Total hip replacement for the treatment of atraumatic slipped femoral capital epiphysis in dogs
Article first published online: 11 JUL 2012
© 2012 British Small Animal Veterinary Association
Journal of Small Animal Practice
Volume 53, Issue 8, pages 453–458, August 2012
How to Cite
Gemmill, T. J., Pink, J., Clarke, S. P. and McKee, W. M. (2012), Total hip replacement for the treatment of atraumatic slipped femoral capital epiphysis in dogs. Journal of Small Animal Practice, 53: 453–458. doi: 10.1111/j.1748-5827.2012.01236.x
- Issue published online: 30 JUL 2012
- Article first published online: 11 JUL 2012
To evaluate dogs diagnosed with slipped femoral capital epiphysis which were treated by total hip replacement.
Clinical and radiographic records of consecutive cases of slipped femoral capital epiphysis treated by total hip replacement were reviewed. Longer-term follow-up was by owner questionnaire.
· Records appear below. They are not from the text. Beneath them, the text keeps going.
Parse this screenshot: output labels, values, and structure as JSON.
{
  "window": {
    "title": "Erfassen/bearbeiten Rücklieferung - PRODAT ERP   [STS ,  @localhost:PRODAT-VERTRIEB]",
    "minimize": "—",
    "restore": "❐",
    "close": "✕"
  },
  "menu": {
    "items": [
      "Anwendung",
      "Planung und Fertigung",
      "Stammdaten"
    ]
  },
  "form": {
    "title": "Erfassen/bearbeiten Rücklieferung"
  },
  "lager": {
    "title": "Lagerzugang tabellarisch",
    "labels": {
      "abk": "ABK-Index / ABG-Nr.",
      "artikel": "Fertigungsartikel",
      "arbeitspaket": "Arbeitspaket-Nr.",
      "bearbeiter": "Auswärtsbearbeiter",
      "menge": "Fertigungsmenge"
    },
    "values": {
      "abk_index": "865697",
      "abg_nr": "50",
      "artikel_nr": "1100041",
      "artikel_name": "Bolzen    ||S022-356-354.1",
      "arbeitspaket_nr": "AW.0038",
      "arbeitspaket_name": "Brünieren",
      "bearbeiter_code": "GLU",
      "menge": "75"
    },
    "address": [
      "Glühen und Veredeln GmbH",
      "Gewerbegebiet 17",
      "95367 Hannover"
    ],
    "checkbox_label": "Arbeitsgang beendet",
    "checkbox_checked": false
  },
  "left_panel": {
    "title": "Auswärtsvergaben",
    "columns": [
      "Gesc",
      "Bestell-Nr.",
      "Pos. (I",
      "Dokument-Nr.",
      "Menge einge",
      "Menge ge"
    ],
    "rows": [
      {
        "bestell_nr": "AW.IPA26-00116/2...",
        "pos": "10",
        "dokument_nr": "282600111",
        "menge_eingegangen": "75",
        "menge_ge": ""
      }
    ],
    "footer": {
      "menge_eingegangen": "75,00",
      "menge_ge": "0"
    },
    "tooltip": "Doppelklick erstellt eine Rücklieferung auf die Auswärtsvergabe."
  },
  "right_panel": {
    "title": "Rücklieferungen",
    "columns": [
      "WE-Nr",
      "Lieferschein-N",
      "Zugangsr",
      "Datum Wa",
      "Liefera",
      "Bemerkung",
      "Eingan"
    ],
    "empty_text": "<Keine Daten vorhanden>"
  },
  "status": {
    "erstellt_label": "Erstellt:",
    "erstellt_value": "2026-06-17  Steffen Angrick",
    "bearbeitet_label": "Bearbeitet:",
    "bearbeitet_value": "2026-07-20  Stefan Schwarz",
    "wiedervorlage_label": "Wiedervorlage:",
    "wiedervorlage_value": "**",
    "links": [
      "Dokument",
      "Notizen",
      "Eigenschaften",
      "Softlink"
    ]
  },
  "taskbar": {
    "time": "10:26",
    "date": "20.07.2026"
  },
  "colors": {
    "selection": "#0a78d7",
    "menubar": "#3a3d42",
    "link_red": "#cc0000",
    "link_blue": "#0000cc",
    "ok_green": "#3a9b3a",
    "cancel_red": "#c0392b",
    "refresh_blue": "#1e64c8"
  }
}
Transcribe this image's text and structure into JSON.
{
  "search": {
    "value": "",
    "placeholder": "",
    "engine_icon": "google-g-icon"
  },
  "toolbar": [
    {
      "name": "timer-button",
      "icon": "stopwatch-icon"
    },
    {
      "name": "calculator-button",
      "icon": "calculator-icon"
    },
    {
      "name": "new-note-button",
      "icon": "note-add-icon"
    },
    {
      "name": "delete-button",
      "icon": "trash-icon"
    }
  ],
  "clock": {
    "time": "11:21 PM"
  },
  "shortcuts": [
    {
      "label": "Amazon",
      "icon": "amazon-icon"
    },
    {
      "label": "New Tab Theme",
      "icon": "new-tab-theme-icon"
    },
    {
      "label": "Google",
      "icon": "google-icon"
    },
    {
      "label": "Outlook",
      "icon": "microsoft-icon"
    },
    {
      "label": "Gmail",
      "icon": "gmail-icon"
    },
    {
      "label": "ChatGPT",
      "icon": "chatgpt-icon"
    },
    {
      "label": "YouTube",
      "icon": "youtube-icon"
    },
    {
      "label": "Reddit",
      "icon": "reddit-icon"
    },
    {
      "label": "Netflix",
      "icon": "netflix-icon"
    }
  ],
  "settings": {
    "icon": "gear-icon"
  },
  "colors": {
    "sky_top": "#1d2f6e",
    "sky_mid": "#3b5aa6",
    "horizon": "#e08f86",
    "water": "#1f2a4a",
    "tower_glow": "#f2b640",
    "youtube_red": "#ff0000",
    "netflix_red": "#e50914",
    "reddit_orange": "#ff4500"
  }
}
Fifteen cases were identified; 14 were affected unilaterally, 1 bilaterally. Median age at presentation was 13 months (range 6 to 30); median weight was 35 kg (range 10 to 66). Radiographically, proximal femoral sclerosis was evident in 13 of 16 hips. Thirteen hybrid and three cemented total hip replacements were performed. One dog had a stem complication five months postoperatively necessitating explantation. All other total hip replacements remained functional. At four weeks postoperatively lameness and pain scores were improved in all cases. Fourteen total hip replacements were examined after three months. Lameness was mild in 2 limbs and absent in 12; pain on manipulation was not apparent in any case. Significant radiographic complications were not encountered. Telephone questionnaires were performed for 14 cases (15 total hip replacements) at a median of 22 months postoperatively (range 8 to 45). Lameness was reportedly absent for 12 limbs and intermittent in 3. All owners felt that their dogs’ quality of life was good.
Total hip replacement can be a successful technique to treat slipped femoral capital epiphysis.